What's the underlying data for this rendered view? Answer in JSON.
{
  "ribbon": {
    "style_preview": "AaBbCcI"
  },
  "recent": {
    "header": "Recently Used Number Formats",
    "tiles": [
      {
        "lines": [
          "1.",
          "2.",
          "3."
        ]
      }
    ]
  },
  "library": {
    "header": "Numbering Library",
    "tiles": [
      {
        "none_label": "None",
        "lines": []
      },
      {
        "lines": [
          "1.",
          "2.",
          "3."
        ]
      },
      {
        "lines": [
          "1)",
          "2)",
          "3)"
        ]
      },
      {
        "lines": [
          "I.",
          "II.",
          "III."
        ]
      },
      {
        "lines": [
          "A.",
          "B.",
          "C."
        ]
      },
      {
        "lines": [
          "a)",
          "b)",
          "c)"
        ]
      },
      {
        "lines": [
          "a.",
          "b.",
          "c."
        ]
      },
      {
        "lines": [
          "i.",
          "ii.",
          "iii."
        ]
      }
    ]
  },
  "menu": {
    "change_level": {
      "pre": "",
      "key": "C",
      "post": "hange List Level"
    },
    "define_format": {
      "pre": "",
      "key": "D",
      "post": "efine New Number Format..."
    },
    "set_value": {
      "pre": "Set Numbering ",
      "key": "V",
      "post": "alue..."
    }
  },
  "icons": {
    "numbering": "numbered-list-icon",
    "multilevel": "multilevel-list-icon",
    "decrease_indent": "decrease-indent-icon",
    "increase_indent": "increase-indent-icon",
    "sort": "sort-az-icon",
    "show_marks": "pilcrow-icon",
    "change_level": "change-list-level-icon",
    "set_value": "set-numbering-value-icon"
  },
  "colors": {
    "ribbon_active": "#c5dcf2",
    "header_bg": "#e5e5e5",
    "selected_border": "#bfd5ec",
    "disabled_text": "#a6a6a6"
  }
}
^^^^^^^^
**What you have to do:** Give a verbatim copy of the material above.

**Solved exercise:**
What's the underlying data for this rendered view? Answer in JSON.
{
  "ribbon": {
    "style_preview": "AaBbCcI"
  },
  "recent": {
    "header": "Recently Used Number Formats",
    "tiles": [
      {
        "lines": [
          "1.",
          "2.",
          "3."
        ]
      }
    ]
  },
  "library": {
    "header": "Numbering Library",
    "tiles": [
      {
        "none_label": "None",
        "lines": []
      },
      {
        "lines": [
          "1.",
          "2.",
          "3."
        ]
      },
      {
        "lines": [
          "1)",
          "2)",
          "3)"
        ]
      },
      {
        "lines": [
          "I.",
          "II.",
          "III."
        ]
      },
      {
        "lines": [
          "A.",
          "B.",
          "C."
        ]
      },
      {
        "lines": [
          "a)",
          "b)",
          "c)"
        ]
      },
      {
        "lines": [
          "a.",
          "b.",
          "c."
        ]
      },
      {
        "lines": [
          "i.",
          "ii.",
          "iii."
        ]
      }
    ]
  },
  "menu": {
    "change_level": {
      "pre": "",
      "key": "C",
      "post": "hange List Level"
    },
    "define_format": {
      "pre": "",
      "key": "D",
      "post": "efine New Number Format..."
    },
    "set_value": {
      "pre": "Set Numbering ",
      "key": "V",
      "post": "alue..."
    }
  },
  "icons": {
    "numbering": "numbered-list-icon",
    "multilevel": "multilevel-list-icon",
    "decrease_indent": "decrease-indent-icon",
    "increase_indent": "increase-indent-icon",
    "sort": "sort-az-icon",
    "show_marks": "pilcrow-icon",
    "change_level": "change-list-level-icon",
    "set_value": "set-numbering-value-icon"
  },
  "colors": {
    "ribbon_active": "#c5dcf2",
    "header_bg": "#e5e5e5",
    "selected_border": "#bfd5ec",
    "disabled_text": "#a6a6a6"
  }
}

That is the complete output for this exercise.